Apple Flognarde

by Alexis on March 7, 2014

After the literal multi-layered feat that was last month’s recipe, I thought, “What simple dish provides me great joy without making myself crazy in preparing it?” A long-time fan of custards both sweet and savory, this dish from a favorite “foods of France” book is one I return to regularly. This custard, called a flognarde—because of its origins in Auvergne and the type of fruit incorporated—is similar to the better-known clafoutis and is every bit as delicious.

Think rustic French paysage and the simple, perfect foods that represent it. It is a particularly unfussy recipe. With the most basic of ingredients, you have a presentation-worthy dessert. Or breakfast, if you’re feeling decadent.
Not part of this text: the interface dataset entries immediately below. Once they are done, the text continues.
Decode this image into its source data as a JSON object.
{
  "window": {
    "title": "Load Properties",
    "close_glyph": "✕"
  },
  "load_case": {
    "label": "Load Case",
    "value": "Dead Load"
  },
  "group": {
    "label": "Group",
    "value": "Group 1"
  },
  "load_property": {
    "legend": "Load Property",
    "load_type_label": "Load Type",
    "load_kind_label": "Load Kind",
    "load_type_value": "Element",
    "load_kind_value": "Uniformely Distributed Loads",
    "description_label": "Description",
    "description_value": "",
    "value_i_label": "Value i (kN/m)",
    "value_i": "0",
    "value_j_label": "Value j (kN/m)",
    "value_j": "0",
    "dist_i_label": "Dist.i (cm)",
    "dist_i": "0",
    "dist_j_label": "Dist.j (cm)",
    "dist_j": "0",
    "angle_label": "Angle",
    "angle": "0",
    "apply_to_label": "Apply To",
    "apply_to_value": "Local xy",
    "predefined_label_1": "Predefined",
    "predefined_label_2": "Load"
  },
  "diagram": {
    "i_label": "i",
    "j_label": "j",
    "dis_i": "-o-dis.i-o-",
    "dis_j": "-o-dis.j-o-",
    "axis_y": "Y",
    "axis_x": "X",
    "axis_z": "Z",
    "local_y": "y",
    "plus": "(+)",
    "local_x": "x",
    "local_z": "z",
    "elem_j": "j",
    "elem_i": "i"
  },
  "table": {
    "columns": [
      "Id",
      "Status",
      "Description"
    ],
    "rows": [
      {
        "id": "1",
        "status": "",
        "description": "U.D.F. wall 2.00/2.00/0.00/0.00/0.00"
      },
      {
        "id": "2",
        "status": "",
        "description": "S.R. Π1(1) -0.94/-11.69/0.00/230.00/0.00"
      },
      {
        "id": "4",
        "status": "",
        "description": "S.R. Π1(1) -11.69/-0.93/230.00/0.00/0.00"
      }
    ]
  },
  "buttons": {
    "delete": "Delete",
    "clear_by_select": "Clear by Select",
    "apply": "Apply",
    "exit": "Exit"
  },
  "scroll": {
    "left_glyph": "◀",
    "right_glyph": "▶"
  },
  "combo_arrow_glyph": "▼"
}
Et voilà!

Apple Flognarde
Serves 4

  • 4 free-range eggs
  • 5 tbsp flour
  • 4 tbsp sugar
  • 2/3 cup milk, use grass-fed whole milk if possible
  • zest from 2-3 meyer lemons
  • 3 apples, peeled and cut into wedges
  • 4 tbsp butter, cubed, plus more to grease the pan
  • confectioners sugar, for dusting

Note: You may substitute sliced pears for the apples, or include a scatter of raisins or grapes if you want to experiment with variations on the flognarde.

  1. Grease a medium enameled cast iron skillet. Preheat oven to 400°F.
  2. Mix together the flour, sugar, zest, and milk. Add the eggs and beat vigorously. Continue beating while pouring mixture into the pan.
  3. Fan the apple wedges and lay out in a pleasing fashion. It’s okay if they slide around a little as you place them.
  4. Dot with butter and bake until the custard rises and has turned golden brown at the edges, about 30 minutes. Dust with confectioners sugar and serve hot or cold.

{Photos by Melina Hammer}

Leave a Comment

*

Previous post:

Next post: